-- EXERCISE INSTRUCTIONS --
Below are records; copy every line among them that contains the word "icon".

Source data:
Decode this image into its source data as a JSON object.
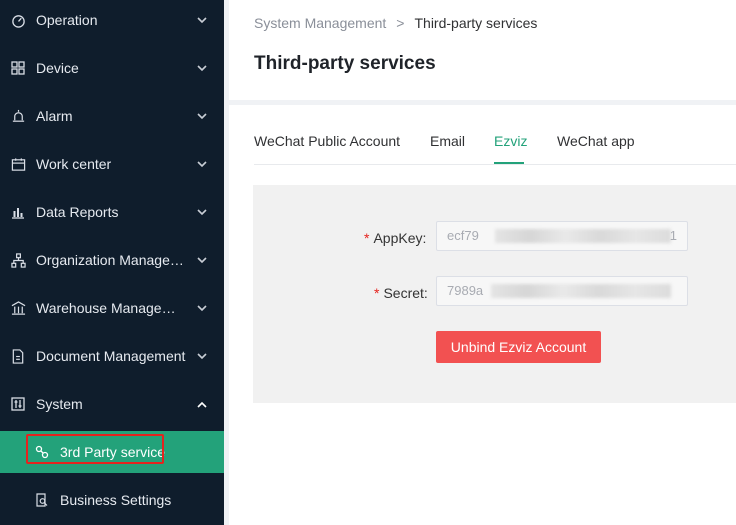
{
  "sidebar": {
    "items": [
      {
        "label": "Operation",
        "icon": "dashboard-icon",
        "expanded": false
      },
      {
        "label": "Device",
        "icon": "grid-icon",
        "expanded": false
      },
      {
        "label": "Alarm",
        "icon": "alarm-icon",
        "expanded": false
      },
      {
        "label": "Work center",
        "icon": "calendar-icon",
        "expanded": false
      },
      {
        "label": "Data Reports",
        "icon": "bar-chart-icon",
        "expanded": false
      },
      {
        "label": "Organization Management",
        "icon": "org-tree-icon",
        "expanded": false
      },
      {
        "label": "Warehouse Management",
        "icon": "warehouse-icon",
        "expanded": false
      },
      {
        "label": "Document Management",
        "icon": "document-icon",
        "expanded": false
      },
      {
        "label": "System",
        "icon": "system-settings-icon",
        "expanded": true
      }
    ],
    "sub_items": [
      {
        "label": "3rd Party service",
        "icon": "link-icon",
        "active": true
      },
      {
        "label": "Business Settings",
        "icon": "search-settings-icon",
        "active": false
      }
    ],
    "colors": {
      "background": "#0f1d2c",
      "active": "#23a27a",
      "highlight": "#e5231e"
    }
  },
  "breadcrumb": {
    "parent": "System Management",
    "separator": ">",
    "current": "Third-party services"
  },
  "page_title": "Third-party services",
  "tabs": [
    {
      "label": "WeChat Public Account",
      "active": false
    },
    {
      "label": "Email",
      "active": false
    },
    {
      "label": "Ezviz",
      "active": true
    },
    {
      "label": "WeChat app",
      "active": false
    }
  ],
  "form": {
    "appkey": {
      "required_mark": "*",
      "label": "AppKey:",
      "value_prefix": "ecf79",
      "value_suffix": "1"
    },
    "secret": {
      "required_mark": "*",
      "label": "Secret:",
      "value_prefix": "7989a"
    },
    "unbind_button": "Unbind Ezviz Account"
  },
  "colors": {
    "accent": "#23a27a",
    "danger": "#f25151"
  }
}
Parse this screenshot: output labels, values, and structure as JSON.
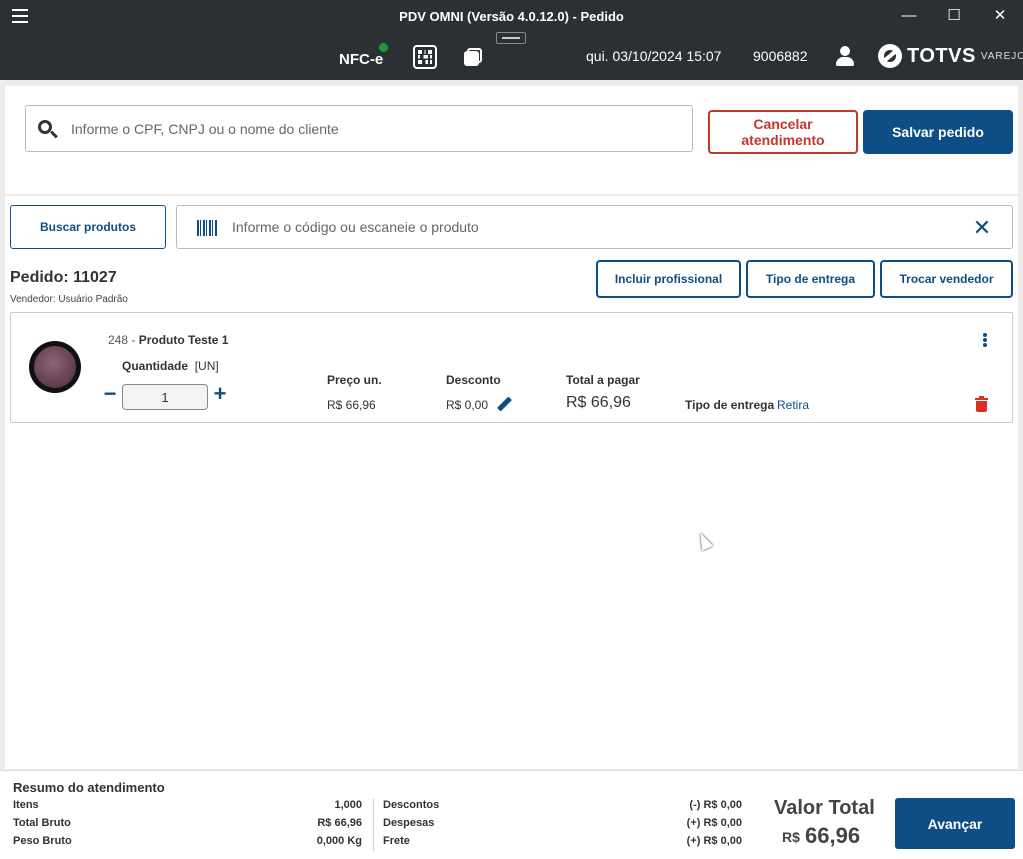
{
  "window": {
    "title": "PDV OMNI (Versão 4.0.12.0) - Pedido",
    "minimize": "—",
    "maximize": "☐",
    "close": "✕"
  },
  "header": {
    "nfce_label": "NFC-e",
    "nfce_status_color": "#1a9a3c",
    "datetime": "qui. 03/10/2024 15:07",
    "terminal_id": "9006882",
    "brand": "TOTVS",
    "brand_sub": "VAREJO"
  },
  "client": {
    "search_placeholder": "Informe o CPF, CNPJ ou o nome do cliente",
    "cancel_label": "Cancelar atendimento",
    "save_label": "Salvar pedido"
  },
  "products": {
    "search_button_label": "Buscar produtos",
    "search_placeholder": "Informe o código ou escaneie o produto",
    "clear_symbol": "✕"
  },
  "order": {
    "title": "Pedido: 11027",
    "seller": "Vendedor: Usuário Padrão",
    "buttons": {
      "professional": "Incluir profissional",
      "delivery_type": "Tipo de entrega",
      "change_seller": "Trocar vendedor"
    }
  },
  "item": {
    "code": "248 - ",
    "name": "Produto Teste 1",
    "qty_label": "Quantidade",
    "qty_unit": "[UN]",
    "qty_value": "1",
    "minus": "−",
    "plus": "+",
    "price_label": "Preço un.",
    "price_value": "R$ 66,96",
    "discount_label": "Desconto",
    "discount_value": "R$ 0,00",
    "total_label": "Total a pagar",
    "total_value": "R$ 66,96",
    "delivery_label": "Tipo de entrega",
    "delivery_value": "Retira"
  },
  "summary": {
    "title": "Resumo do atendimento",
    "items_label": "Itens",
    "items_value": "1,000",
    "gross_total_label": "Total Bruto",
    "gross_total_value": "R$ 66,96",
    "gross_weight_label": "Peso Bruto",
    "gross_weight_value": "0,000 Kg",
    "discounts_label": "Descontos",
    "discounts_value": "(-) R$ 0,00",
    "expenses_label": "Despesas",
    "expenses_value": "(+) R$ 0,00",
    "freight_label": "Frete",
    "freight_value": "(+) R$ 0,00",
    "total_label": "Valor Total",
    "total_currency": "R$",
    "total_value": "66,96",
    "next_label": "Avançar"
  }
}
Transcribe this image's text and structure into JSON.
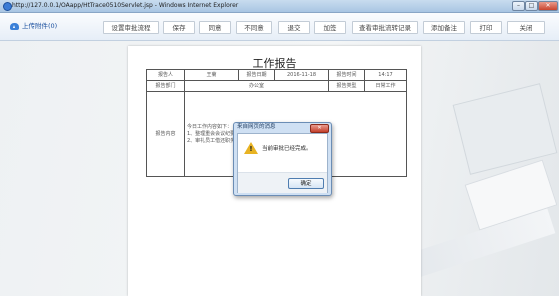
{
  "window": {
    "title": "http://127.0.0.1/OAapp/HtTrace0510Servlet.jsp - Windows Internet Explorer",
    "controls": [
      "–",
      "□",
      "✕"
    ]
  },
  "toolbar": {
    "upload_label": "上传附件(0)",
    "buttons": [
      "设置审批流程",
      "保存",
      "同意",
      "不同意",
      "退交",
      "加签",
      "查看审批流转记录",
      "添加备注",
      "打印",
      "关闭"
    ]
  },
  "report": {
    "title": "工作报告",
    "reporter_label": "报告人",
    "reporter": "王菊",
    "date_label": "报告日期",
    "date": "2016-11-18",
    "time_label": "报告时间",
    "time": "14:17",
    "dept_label": "报告部门",
    "dept": "办公室",
    "type_label": "报告类型",
    "type": "日常工作",
    "content_label": "报告内容",
    "content_lines": [
      "今日工作内容如下：",
      "1、整理重会会议纪要",
      "2、审礼员工借还职务"
    ]
  },
  "dialog": {
    "title": "来自网页的消息",
    "message": "当前审批已经完成。",
    "ok_label": "确定",
    "close_label": "✕"
  }
}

-- TASK ANSWER --
        "icon": "dashboard-icon",
        "icon": "grid-icon",
        "icon": "alarm-icon",
        "icon": "calendar-icon",
        "icon": "bar-chart-icon",
        "icon": "org-tree-icon",
        "icon": "warehouse-icon",
        "icon": "document-icon",
        "icon": "system-settings-icon",
        "icon": "link-icon",
        "icon": "search-settings-icon",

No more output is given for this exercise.